Elevator Accidents Happen, And They Can Be Dangerous
When we think about the dangerous areas of the stores or buildings that we go into, we give little thought to the elevator. That makes sense; an elevator is, after all, a generally safe mode of transportation. But elevators are mechanical and electronic, subject to failure, so accidents can and often do happen.
Accidents Do Happen
The Centers for Disease Control (CDC) lumps escalator and elevator injuries into one category, but combined, they are estimated to injure about 17,000 people every single year. Of the two, elevators are more dangerous, as the CDC says that most of the injuries and deaths are related to elevators. However, many of the injuries are to workers–not guests if the business or building.
Precision is Required
The coordination between the interior elevator cabin, and the flights of a building that it lands on, must be exact and precise. Often, an elevator cabin will stop just slightly misaligned with the floor of a building. The result can create a dangerous “lip,” or ledge.

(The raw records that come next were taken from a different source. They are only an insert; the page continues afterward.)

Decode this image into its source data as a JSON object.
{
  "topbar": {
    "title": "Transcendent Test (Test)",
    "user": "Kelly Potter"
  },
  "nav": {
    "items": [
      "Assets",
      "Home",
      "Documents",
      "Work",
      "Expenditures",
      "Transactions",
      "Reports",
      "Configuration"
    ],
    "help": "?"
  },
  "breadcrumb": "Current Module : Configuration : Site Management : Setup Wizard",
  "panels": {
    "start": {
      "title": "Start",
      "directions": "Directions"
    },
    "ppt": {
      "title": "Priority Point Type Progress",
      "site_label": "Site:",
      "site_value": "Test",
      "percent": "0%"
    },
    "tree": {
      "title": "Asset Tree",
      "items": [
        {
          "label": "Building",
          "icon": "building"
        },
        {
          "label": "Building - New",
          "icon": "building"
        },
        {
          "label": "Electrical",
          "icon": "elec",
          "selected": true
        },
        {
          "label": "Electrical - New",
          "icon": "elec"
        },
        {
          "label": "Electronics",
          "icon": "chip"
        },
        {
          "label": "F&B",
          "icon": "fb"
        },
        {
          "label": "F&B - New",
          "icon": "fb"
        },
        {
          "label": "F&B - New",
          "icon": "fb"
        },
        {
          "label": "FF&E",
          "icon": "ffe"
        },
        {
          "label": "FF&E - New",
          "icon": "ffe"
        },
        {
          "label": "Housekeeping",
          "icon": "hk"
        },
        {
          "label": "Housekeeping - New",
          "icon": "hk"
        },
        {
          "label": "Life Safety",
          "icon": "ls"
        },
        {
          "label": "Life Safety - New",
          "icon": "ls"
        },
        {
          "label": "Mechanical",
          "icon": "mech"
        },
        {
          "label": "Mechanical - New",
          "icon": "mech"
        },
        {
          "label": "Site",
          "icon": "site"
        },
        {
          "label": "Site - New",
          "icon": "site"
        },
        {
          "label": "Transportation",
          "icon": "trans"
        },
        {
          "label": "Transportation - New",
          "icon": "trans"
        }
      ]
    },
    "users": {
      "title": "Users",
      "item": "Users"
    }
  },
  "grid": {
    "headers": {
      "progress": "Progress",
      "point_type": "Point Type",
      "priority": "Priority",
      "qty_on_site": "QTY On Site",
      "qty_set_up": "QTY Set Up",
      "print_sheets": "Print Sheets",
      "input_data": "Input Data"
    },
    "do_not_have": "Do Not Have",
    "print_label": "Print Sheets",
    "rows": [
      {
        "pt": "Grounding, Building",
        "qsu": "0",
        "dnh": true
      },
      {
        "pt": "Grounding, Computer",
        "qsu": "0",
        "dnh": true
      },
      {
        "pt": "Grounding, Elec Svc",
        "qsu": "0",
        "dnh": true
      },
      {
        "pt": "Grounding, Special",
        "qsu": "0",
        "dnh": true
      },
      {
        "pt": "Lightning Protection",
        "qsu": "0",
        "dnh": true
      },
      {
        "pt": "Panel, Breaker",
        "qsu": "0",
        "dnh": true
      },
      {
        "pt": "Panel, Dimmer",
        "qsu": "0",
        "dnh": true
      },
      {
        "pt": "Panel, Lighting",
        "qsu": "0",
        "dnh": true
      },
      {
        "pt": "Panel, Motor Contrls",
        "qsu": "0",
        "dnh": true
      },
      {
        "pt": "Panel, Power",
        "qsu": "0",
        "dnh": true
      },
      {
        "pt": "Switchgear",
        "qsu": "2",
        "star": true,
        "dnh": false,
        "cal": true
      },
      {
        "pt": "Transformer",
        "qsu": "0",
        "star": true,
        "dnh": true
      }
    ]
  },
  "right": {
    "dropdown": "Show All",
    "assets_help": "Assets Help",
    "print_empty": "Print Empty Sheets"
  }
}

That ledge can be even more dangerous than one outside of an elevator, because most of us don’t even bother to look down when walking in or out of an elevator, and we may be rushed by the people around us, who may also be in a rush to get in or out of the cabin. And when someone does fall in a crowd, it can cause others to fall, almost like a line of dominos.
Speed Variations Matter

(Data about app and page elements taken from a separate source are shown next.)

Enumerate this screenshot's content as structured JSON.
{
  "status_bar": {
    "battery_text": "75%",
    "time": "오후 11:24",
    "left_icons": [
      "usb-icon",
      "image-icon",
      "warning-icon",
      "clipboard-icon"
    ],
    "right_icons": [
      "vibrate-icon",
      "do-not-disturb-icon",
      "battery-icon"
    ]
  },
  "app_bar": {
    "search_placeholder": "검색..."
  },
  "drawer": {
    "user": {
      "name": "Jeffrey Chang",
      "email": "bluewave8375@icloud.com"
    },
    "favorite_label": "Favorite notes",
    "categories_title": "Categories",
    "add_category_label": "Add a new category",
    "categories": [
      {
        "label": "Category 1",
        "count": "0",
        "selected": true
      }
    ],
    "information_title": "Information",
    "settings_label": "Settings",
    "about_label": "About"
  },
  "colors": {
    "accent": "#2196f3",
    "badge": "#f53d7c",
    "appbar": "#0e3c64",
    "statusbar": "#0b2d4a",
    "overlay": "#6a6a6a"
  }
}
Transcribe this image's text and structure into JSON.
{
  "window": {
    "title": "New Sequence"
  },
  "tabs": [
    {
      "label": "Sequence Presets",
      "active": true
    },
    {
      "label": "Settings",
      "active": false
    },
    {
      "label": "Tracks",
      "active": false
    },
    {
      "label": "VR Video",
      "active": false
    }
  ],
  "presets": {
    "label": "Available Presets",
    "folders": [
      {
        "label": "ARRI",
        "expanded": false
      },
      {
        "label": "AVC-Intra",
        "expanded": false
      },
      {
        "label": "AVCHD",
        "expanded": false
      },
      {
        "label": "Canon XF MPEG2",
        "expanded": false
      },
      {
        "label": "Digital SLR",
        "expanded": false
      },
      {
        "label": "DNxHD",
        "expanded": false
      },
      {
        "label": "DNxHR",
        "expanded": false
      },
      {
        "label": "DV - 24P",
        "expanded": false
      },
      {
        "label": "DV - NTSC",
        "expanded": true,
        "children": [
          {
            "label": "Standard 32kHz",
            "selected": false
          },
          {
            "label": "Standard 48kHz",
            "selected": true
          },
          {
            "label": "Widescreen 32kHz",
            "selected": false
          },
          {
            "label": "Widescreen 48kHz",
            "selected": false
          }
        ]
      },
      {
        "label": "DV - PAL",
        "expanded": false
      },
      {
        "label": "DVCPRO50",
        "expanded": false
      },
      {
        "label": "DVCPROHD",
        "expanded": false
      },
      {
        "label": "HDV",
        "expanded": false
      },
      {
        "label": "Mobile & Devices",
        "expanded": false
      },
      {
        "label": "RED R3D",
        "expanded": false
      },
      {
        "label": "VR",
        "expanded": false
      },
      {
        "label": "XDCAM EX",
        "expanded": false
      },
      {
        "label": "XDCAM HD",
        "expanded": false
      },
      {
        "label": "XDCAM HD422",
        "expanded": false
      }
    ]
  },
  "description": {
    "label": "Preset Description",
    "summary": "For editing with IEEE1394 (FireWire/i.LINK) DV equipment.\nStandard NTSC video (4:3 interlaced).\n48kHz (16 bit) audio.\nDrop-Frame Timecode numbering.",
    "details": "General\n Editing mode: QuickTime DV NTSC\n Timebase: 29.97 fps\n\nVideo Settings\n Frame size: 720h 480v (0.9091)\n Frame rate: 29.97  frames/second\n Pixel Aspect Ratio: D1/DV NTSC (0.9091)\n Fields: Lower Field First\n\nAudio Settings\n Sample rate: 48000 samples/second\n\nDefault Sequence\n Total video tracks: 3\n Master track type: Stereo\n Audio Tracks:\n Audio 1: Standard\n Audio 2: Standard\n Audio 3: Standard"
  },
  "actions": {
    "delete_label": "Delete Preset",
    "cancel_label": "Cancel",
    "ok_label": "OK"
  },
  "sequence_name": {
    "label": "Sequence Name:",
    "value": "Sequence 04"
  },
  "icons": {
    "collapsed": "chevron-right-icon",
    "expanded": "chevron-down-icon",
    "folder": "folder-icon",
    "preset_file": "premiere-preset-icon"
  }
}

The speed of the elevator matters also. Most elevators travel at a consistent speed, as they are supposed to. But even slight alteration in speed can be very dangerous, given that our bodies are not prepared for them.
In the movies, we often see the elevator cabin drop hundreds of feet to certain peril, but more realistically, just a slight drop of even a few inches can cause serious injuries to the people inside of the cabin. Our bodies are just not ready and prepared to accommodate the force or lack of force that comes when an elevator unexpectedly speeds up, or drops down, even for a short distance.

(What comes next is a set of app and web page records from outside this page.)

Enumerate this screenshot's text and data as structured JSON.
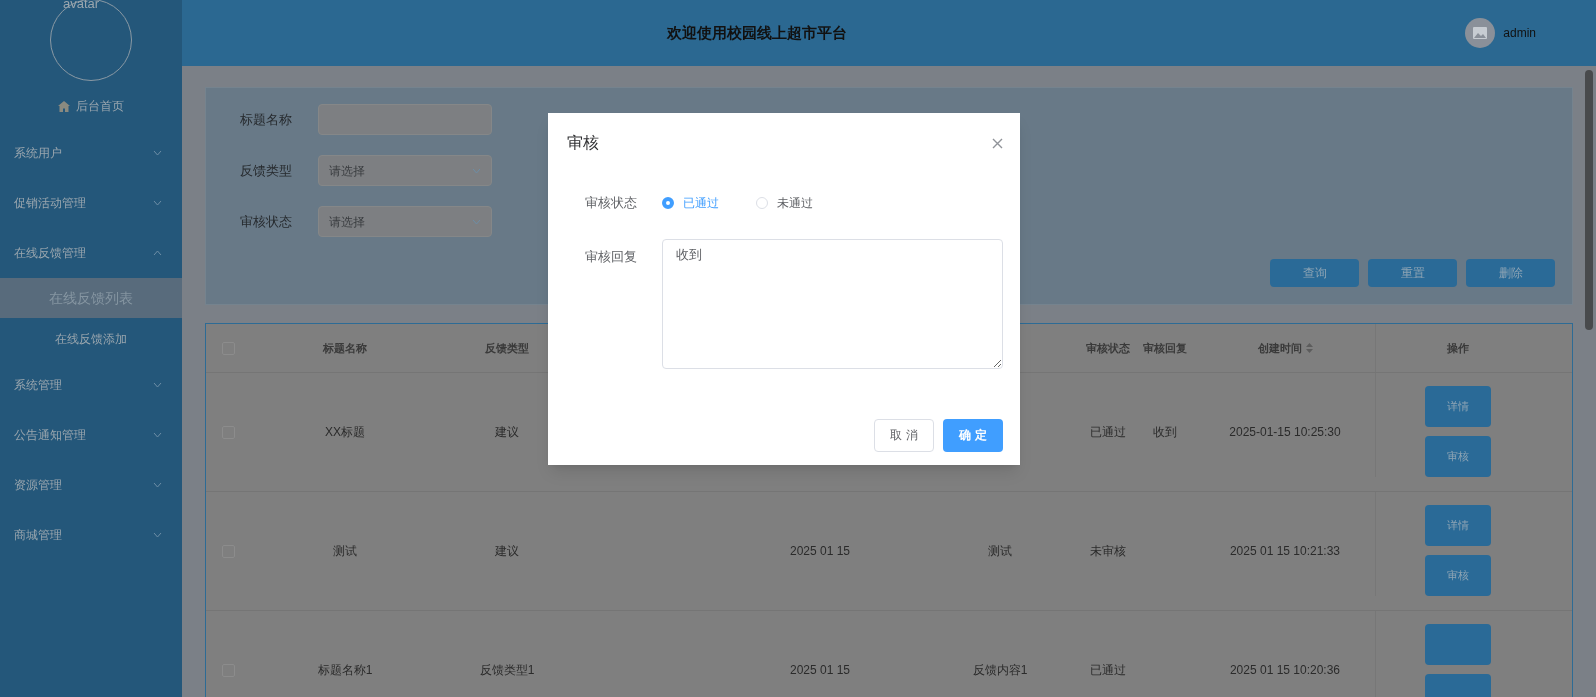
{
  "sidebar": {
    "avatar_alt": "avatar",
    "home": "后台首页",
    "items": [
      {
        "label": "系统用户",
        "expanded": false
      },
      {
        "label": "促销活动管理",
        "expanded": false
      },
      {
        "label": "在线反馈管理",
        "expanded": true,
        "children": [
          {
            "label": "在线反馈列表",
            "selected": true
          },
          {
            "label": "在线反馈添加",
            "selected": false
          }
        ]
      },
      {
        "label": "系统管理",
        "expanded": false
      },
      {
        "label": "公告通知管理",
        "expanded": false
      },
      {
        "label": "资源管理",
        "expanded": false
      },
      {
        "label": "商城管理",
        "expanded": false
      }
    ]
  },
  "header": {
    "title": "欢迎使用校园线上超市平台",
    "user": "admin"
  },
  "filters": [
    {
      "kind": "text",
      "label": "标题名称"
    },
    {
      "kind": "select",
      "label": "反馈类型",
      "placeholder": "请选择"
    },
    {
      "kind": "select",
      "label": "审核状态",
      "placeholder": "请选择"
    }
  ],
  "filter_buttons": [
    "查询",
    "重置",
    "删除"
  ],
  "table": {
    "all_checked": false,
    "columns": {
      "title": "标题名称",
      "type": "反馈类型",
      "status": "审核状态",
      "reply": "审核回复",
      "created": "创建时间",
      "ops": "操作"
    },
    "rows": [
      {
        "checked": false,
        "title": "XX标题",
        "type": "建议",
        "status": "已通过",
        "reply": "收到",
        "created": "2025-01-15 10:25:30",
        "actions": [
          "详情",
          "审核"
        ]
      },
      {
        "checked": false,
        "title": "测试",
        "type": "建议",
        "date": "2025 01 15",
        "content": "测试",
        "status": "未审核",
        "created": "2025 01 15 10:21:33",
        "actions": [
          "详情",
          "审核"
        ]
      },
      {
        "checked": false,
        "title": "标题名称1",
        "type": "反馈类型1",
        "date": "2025 01 15",
        "content": "反馈内容1",
        "status": "已通过",
        "created": "2025 01 15 10:20:36",
        "actions": []
      }
    ]
  },
  "dialog": {
    "title": "审核",
    "status_label": "审核状态",
    "options": [
      {
        "label": "已通过",
        "selected": true
      },
      {
        "label": "未通过",
        "selected": false
      }
    ],
    "reply_label": "审核回复",
    "reply_value": "收到",
    "buttons": [
      {
        "kind": "cancel",
        "label": "取 消"
      },
      {
        "kind": "confirm",
        "label": "确 定"
      }
    ]
  }
}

No Cabin Present
Of course, the worst scenario is the elevator doors opening, and the cabin not being there when you step on the elevator. This does happen more than you may think. In 2019, a resident of New York died when the elevator cabin he was getting into suddenly just dropped out.
Doors can open when they aren’t supposed to, and people, expecting to get into the cabin, end up falling down the shaft. These kinds of injuries can often be catastrophic.
The good news is that elevators and escalators are subject to routine inspections pursuant to most state laws. However, that doesn’t mean that they all are; many businesses try to skirt the rules by avoiding inspection requirements.